Viral hepatitis has been shown to be associated with various extrahepatic manifestations. These can be seen in both acute and chronic liver disease, may precede or follow overt liver disease. Aims and objects: To study the prevalence of extrahepatic manifestations of viral hepatitis and follow the course of the disease in response to antiviral therapy whenever indicated. Methods: Prospectively 448 patients of viral hepatitis were evaluated for extrahepatic manifestations and patients of glomerulonephritis (GN), polyarteritis nodosa (PAN) and cryoglobulinemia were tested for viral markers. All patients were investigated for liver and kidney function tests, hematological workup and viral markers such as HBsAg, HBeAg, Anti HBeAg, HCV RNA, IgM anti HAV and IgM anti HEV. Serum electrophoresis and kidney biopsies were done whenever indicated. In 10 cases of hepatitis B glomerulonephritis immunohistochemistry was done on kidney biopsies for demonstration of hepatitis B surface and core antigen. Results: Of total 448 cases 181 (40.4%) had hepatitis B infection, 142 (31.6%) had hepatitis C infection, 86 (19.1%) hepatitis E and 39 (8.7%) had hepatitis A infection. Extrahepatic manifestations were seen in 29 (6.4%) cases and these were cases of GN, PAN, cryoglobulinemia, thrombocytopenia, agranulocytosis, aplastic anemia and pancreatitis. Patients with hepatitis A with extrahepatic manifestations showed complete recovery in both hepatitis and extrahepatic manifestations. Six patients with PAN were treated with interferon of which 4 showed excellent response. Three patients of hepatitis B and hepatitis C related GN were given interferon and 4/6 responded well to treatment. Conclusion: Prevalence of extrahepatic manifestations with viral hepatitis was found to be 6.4%. These manifestations recover completely with recovery from viral hepatitis.

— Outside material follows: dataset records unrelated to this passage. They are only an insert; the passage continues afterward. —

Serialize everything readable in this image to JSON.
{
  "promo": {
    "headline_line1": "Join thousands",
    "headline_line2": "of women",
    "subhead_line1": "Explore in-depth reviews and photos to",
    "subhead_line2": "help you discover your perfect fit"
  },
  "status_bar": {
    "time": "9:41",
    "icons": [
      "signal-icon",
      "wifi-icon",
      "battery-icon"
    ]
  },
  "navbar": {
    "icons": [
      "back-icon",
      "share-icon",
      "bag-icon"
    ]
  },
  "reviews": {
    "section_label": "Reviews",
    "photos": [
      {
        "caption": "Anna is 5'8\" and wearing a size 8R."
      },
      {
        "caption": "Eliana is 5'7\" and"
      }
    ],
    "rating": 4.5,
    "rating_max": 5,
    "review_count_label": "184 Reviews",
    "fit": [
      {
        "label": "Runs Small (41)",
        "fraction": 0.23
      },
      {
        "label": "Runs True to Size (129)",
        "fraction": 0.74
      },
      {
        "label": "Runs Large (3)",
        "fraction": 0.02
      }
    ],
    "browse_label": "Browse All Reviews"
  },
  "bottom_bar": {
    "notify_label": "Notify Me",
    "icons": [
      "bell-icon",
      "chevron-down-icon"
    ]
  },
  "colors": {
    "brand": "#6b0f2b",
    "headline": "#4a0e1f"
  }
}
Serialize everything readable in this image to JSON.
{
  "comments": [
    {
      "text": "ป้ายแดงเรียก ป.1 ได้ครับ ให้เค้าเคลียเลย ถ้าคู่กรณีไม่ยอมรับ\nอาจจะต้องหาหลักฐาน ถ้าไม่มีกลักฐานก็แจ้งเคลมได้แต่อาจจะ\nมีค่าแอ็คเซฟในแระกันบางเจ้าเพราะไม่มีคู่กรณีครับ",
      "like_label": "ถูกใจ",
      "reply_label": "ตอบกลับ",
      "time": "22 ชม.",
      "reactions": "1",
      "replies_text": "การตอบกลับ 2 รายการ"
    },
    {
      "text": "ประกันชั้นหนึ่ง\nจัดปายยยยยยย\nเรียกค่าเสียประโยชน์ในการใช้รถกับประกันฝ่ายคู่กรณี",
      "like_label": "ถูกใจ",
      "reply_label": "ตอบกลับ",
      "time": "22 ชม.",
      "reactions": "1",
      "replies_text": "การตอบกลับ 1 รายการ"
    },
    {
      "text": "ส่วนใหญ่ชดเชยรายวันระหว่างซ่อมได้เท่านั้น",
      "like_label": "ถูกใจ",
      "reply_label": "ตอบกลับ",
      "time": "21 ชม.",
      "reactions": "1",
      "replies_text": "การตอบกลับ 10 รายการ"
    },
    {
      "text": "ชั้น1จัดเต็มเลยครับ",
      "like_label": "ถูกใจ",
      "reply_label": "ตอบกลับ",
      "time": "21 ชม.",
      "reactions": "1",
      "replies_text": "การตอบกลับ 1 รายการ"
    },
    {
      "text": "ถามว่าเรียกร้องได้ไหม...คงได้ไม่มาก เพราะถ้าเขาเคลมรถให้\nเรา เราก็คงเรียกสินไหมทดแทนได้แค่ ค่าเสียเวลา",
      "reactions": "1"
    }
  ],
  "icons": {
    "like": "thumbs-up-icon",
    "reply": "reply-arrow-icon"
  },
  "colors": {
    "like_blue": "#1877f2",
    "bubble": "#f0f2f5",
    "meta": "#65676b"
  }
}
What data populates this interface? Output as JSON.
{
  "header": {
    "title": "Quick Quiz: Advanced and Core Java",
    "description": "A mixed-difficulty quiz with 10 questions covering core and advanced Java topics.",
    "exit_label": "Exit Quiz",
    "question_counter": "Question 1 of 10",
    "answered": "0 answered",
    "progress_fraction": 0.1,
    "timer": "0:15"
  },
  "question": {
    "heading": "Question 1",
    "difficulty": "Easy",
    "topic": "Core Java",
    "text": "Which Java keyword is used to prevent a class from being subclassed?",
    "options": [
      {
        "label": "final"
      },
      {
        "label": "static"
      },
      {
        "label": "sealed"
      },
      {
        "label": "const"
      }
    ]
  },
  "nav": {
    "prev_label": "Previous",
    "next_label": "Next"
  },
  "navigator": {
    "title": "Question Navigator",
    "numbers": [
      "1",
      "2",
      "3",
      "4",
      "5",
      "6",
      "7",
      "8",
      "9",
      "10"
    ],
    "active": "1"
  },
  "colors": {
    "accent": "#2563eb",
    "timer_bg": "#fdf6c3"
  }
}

This is a twenty two years old male patient with weight loss, abdominal pain, hepatomegaly and elevated liver function tests. The serological markers for viral B, C hepatitis and tumoral markers were normal. The CT scan demonstrated a hipodense, nodular lesion in the liver and the histological examination was reported as a typical fibrolamellar hepatocarcinoma.